▶ _GOAL OF THE EXERCISE_: One number is the whole answer: the tally of lines in the records that include the word "description".

[Web page and app entries]

━━━━━━━━━━

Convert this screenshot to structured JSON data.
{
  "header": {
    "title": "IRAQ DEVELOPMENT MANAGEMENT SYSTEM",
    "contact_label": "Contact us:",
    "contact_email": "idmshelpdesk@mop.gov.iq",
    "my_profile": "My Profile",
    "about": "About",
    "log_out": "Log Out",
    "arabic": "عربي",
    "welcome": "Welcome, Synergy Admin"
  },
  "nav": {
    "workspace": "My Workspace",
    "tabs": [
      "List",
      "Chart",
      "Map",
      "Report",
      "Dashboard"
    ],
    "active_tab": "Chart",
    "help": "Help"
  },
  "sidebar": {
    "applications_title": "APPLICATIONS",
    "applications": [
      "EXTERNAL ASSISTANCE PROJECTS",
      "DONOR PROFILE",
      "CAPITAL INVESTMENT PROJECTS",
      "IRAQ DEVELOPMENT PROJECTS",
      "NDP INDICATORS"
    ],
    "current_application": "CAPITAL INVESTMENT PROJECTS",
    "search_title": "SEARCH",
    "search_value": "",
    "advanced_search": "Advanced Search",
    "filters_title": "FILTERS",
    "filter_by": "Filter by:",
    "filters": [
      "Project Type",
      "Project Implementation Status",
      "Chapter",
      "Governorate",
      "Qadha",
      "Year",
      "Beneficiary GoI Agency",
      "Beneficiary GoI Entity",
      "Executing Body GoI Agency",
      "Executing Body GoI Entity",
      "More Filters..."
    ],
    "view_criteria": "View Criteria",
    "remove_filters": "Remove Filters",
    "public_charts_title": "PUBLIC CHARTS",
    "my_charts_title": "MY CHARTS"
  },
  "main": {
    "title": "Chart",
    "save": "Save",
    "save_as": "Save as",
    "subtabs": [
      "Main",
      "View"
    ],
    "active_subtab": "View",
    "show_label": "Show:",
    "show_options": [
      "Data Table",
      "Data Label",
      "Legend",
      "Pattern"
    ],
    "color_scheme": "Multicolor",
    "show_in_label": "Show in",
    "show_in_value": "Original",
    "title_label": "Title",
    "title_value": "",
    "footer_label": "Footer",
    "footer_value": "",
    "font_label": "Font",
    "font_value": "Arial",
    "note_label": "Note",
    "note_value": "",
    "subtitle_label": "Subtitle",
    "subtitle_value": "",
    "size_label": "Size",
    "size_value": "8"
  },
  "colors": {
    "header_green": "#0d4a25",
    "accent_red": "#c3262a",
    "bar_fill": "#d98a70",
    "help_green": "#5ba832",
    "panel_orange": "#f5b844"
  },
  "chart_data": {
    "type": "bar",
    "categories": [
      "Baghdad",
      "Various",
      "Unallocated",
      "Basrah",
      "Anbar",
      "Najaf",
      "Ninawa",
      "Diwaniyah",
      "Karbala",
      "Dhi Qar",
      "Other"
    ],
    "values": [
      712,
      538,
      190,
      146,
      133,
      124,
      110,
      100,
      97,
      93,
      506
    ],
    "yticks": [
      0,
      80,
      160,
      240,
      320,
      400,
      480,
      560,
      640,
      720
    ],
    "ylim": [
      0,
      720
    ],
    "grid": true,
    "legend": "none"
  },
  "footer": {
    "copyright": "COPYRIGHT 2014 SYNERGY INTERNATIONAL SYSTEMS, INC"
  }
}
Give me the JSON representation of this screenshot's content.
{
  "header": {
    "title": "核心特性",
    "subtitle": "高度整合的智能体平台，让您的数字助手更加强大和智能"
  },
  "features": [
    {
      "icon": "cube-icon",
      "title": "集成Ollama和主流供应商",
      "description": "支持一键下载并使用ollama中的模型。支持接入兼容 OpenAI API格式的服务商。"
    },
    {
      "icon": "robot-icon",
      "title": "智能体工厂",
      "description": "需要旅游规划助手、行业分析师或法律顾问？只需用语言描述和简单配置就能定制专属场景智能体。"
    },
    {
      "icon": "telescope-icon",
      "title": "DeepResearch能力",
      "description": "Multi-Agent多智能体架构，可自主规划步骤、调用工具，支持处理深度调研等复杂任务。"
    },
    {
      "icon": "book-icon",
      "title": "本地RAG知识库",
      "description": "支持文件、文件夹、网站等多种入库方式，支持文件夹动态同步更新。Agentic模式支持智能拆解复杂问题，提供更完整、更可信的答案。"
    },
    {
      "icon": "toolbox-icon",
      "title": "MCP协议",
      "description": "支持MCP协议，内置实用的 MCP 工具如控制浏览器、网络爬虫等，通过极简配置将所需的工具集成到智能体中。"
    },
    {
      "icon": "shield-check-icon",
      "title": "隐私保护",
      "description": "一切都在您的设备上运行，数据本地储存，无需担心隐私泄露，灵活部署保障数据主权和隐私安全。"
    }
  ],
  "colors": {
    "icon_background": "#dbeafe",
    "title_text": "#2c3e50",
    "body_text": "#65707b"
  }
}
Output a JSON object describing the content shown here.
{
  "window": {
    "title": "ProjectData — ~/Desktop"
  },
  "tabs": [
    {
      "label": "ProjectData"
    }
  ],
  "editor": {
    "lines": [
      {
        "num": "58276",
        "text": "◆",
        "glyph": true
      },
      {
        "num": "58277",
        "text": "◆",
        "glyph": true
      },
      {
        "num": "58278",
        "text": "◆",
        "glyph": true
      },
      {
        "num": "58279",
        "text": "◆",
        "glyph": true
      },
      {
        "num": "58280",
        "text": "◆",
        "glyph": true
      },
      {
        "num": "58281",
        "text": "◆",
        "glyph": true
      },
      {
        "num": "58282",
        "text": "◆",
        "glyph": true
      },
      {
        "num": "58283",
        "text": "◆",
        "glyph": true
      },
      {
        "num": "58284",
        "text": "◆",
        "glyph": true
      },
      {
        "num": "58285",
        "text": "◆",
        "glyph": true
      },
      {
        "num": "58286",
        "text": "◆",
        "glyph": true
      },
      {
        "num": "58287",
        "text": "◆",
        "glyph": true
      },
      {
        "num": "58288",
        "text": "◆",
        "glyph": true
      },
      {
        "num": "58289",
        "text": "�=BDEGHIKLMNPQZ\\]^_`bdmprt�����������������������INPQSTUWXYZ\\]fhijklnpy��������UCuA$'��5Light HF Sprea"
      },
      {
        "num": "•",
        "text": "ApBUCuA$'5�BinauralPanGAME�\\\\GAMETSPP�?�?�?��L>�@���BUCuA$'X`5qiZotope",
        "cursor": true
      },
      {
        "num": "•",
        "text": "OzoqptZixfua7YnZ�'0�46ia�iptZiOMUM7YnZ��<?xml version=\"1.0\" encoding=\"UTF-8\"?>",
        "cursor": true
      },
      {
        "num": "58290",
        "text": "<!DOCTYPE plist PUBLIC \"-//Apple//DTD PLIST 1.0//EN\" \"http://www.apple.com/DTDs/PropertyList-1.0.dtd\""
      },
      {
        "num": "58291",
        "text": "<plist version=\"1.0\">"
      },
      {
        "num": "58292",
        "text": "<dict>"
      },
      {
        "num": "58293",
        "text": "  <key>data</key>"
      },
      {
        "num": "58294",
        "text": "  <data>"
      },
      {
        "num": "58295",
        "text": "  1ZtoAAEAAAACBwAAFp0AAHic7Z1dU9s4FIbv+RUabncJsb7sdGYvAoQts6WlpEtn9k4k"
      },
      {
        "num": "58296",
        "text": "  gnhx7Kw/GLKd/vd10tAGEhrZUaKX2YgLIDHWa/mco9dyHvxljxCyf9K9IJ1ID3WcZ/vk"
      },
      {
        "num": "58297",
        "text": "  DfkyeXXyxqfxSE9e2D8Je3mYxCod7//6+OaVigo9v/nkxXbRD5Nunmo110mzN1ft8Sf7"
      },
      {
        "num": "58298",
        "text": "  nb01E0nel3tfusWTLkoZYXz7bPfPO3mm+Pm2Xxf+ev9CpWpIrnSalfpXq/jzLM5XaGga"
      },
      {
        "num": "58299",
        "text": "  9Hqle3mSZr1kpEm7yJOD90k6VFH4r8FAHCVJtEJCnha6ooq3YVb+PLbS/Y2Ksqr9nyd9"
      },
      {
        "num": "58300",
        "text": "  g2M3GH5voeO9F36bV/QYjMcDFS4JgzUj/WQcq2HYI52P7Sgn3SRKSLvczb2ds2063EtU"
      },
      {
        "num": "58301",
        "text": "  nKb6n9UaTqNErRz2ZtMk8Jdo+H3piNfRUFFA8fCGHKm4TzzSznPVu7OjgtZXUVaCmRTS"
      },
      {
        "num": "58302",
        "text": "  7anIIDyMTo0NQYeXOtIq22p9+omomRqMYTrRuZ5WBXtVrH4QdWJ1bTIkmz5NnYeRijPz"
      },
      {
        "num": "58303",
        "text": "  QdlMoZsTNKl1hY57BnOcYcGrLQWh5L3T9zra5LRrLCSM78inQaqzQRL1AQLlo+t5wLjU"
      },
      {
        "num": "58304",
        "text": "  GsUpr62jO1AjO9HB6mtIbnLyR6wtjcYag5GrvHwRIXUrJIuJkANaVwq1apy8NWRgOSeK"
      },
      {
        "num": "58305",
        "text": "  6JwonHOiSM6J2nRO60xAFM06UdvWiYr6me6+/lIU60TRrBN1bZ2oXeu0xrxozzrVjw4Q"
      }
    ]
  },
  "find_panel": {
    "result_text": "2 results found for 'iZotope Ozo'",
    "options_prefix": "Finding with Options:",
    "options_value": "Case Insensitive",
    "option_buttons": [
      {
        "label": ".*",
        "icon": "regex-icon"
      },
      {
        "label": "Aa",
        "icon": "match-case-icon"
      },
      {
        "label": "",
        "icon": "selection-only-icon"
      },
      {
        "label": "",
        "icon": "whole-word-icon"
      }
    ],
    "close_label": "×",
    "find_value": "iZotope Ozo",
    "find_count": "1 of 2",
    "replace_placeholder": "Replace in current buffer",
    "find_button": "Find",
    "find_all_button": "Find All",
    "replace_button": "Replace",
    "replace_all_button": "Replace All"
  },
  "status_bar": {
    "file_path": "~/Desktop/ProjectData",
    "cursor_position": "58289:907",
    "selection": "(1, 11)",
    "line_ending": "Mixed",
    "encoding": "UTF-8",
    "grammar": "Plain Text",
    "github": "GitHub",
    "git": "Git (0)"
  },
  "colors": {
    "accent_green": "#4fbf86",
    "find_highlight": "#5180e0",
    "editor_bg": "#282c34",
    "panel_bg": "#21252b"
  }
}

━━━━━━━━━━

▶ _YOUR SOLUTION_: 6